- **Excerpted data**:
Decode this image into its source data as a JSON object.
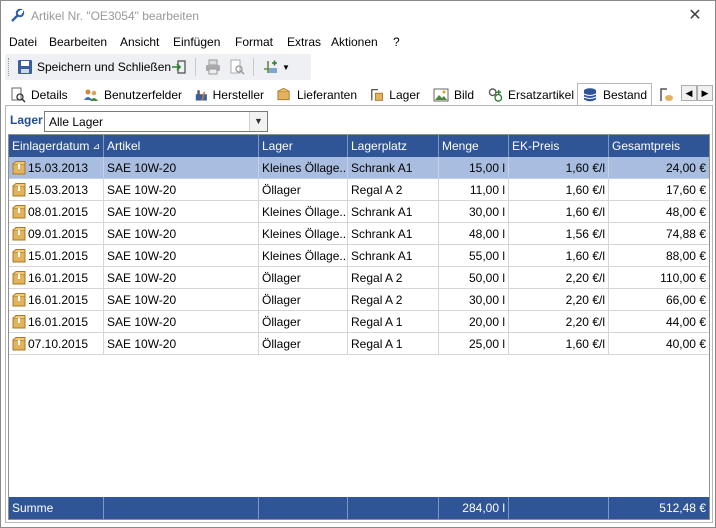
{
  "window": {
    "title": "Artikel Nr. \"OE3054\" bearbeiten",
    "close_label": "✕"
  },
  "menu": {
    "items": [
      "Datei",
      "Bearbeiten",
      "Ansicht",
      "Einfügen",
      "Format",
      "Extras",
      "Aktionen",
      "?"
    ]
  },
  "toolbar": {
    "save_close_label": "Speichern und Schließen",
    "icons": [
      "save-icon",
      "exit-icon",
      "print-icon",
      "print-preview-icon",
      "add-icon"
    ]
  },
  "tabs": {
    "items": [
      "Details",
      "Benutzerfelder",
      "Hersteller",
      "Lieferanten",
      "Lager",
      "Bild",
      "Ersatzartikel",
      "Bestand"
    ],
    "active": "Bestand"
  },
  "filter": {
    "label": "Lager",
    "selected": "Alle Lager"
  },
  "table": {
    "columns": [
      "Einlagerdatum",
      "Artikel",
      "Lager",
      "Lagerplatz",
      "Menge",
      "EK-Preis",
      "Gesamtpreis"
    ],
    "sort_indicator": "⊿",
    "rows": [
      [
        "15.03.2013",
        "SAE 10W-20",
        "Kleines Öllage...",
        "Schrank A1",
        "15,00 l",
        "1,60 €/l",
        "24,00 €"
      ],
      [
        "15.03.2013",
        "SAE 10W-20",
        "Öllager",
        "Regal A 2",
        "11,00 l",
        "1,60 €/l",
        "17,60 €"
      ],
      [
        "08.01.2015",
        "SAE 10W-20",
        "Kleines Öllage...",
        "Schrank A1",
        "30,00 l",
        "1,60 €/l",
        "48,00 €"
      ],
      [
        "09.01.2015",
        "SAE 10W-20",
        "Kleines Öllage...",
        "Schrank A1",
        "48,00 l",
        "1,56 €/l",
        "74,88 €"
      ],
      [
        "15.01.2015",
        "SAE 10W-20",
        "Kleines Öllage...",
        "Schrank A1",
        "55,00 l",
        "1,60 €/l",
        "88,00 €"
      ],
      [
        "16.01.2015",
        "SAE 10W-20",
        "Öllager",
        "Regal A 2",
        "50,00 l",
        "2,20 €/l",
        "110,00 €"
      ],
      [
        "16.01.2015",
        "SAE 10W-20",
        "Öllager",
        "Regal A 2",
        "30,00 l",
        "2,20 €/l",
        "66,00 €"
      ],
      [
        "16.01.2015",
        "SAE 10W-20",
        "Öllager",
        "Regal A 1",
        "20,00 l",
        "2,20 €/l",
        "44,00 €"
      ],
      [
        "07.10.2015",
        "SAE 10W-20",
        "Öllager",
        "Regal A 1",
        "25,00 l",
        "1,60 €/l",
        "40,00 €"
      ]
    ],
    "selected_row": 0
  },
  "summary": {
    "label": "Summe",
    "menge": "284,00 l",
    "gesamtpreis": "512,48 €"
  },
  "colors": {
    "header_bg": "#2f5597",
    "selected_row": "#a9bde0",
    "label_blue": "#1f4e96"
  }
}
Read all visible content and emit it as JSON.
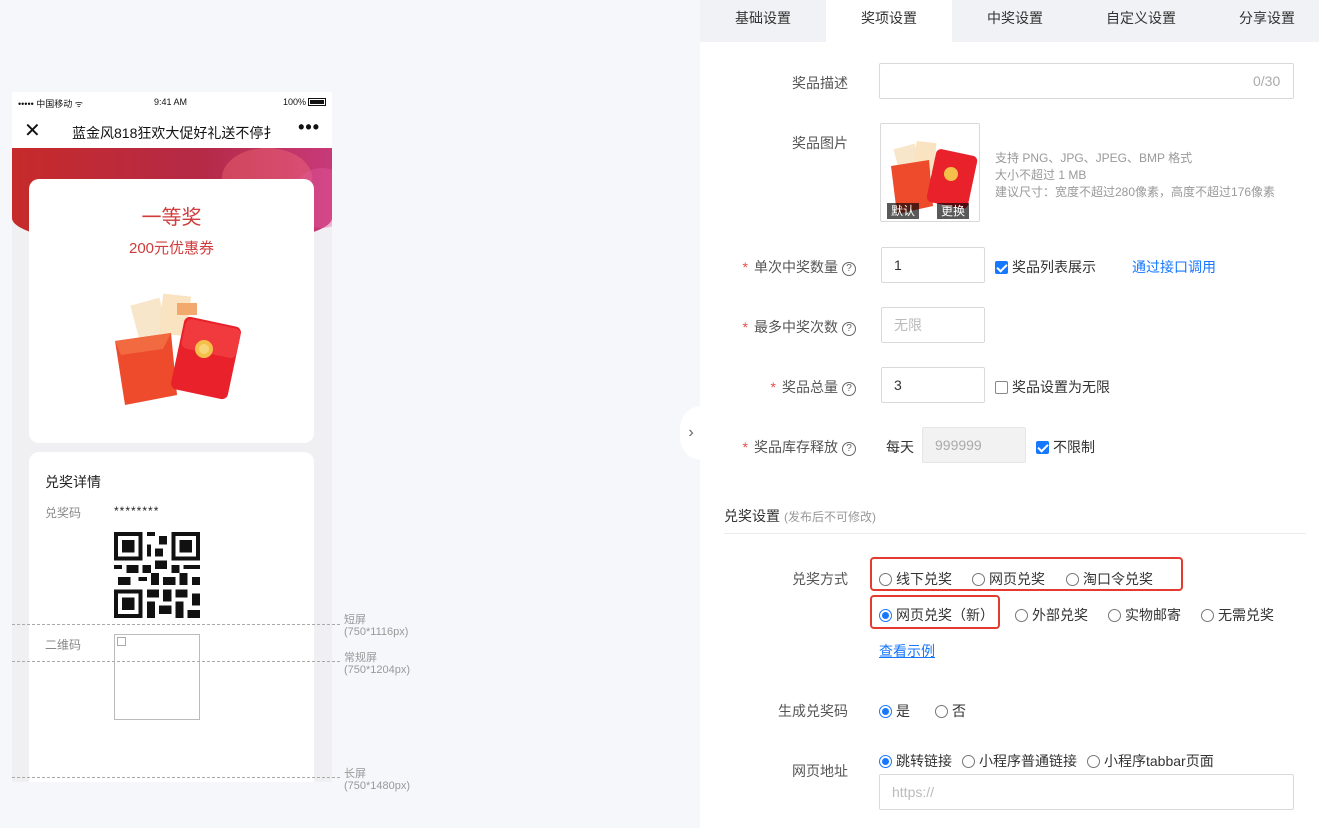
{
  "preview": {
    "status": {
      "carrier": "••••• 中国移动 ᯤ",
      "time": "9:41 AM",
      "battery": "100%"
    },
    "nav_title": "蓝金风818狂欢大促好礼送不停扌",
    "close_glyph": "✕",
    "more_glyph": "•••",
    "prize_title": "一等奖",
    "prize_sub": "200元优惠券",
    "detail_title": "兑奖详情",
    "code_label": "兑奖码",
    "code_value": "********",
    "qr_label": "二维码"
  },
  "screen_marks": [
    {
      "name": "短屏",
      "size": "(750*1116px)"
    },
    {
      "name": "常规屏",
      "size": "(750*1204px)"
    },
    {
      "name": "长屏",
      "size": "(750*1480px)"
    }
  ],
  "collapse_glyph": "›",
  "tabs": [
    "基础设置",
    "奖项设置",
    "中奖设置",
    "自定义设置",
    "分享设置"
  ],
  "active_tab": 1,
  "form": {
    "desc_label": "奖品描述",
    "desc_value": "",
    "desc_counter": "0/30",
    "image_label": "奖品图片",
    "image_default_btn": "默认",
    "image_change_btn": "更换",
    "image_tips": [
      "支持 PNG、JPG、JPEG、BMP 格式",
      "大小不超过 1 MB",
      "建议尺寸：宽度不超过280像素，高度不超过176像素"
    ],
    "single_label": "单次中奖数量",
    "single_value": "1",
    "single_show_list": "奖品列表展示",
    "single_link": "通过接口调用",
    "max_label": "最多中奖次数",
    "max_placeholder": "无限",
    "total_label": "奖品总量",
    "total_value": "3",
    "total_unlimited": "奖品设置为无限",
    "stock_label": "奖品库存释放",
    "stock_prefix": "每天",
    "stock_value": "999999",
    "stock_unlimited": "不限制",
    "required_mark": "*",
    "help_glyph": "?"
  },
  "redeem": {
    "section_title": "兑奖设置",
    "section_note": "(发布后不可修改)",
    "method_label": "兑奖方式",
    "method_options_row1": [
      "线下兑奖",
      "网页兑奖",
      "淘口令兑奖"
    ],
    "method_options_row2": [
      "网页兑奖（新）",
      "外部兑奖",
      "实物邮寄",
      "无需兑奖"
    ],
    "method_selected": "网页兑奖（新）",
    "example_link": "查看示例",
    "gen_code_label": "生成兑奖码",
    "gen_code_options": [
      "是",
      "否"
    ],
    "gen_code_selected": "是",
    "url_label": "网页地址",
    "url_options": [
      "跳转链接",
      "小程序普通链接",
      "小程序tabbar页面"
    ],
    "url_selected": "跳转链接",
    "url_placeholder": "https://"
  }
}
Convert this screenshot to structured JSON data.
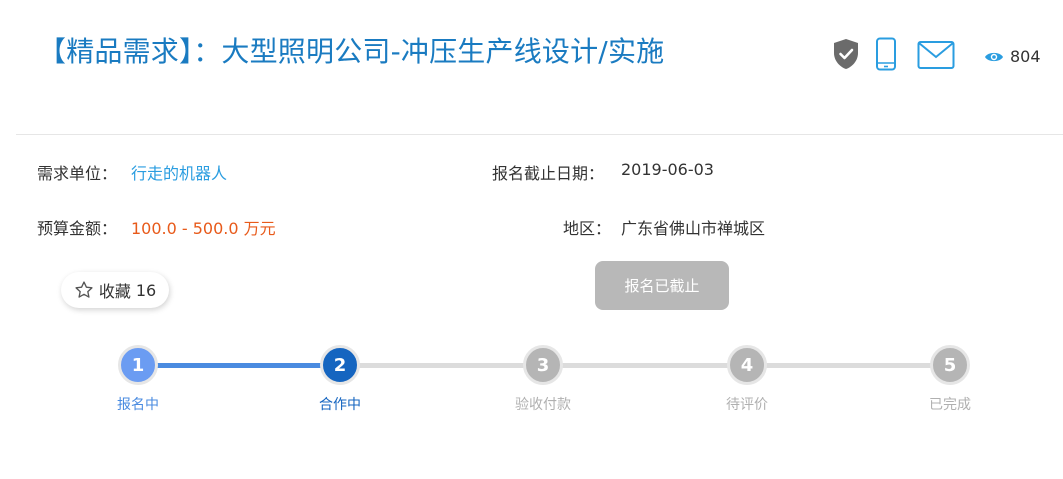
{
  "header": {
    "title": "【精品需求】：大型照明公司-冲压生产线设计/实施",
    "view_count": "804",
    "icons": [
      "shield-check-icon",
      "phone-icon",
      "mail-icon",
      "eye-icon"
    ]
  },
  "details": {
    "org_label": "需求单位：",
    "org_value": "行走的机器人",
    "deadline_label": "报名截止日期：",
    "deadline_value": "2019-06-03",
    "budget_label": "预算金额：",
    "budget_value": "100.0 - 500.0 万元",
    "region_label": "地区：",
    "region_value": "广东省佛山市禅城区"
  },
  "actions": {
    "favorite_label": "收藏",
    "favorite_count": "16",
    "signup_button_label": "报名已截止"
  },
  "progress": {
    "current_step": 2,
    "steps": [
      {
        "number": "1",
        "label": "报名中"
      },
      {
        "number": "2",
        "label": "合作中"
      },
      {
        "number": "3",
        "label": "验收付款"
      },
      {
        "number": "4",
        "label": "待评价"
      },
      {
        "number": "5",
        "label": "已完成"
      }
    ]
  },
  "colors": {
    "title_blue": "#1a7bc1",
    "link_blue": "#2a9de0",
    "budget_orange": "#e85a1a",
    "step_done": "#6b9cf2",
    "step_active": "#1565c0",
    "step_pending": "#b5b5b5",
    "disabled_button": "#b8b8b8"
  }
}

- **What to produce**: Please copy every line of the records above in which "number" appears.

- **Response below**:
        "number": "1",
        "number": "2",
        "number": "3",
        "number": "4",
        "number": "5",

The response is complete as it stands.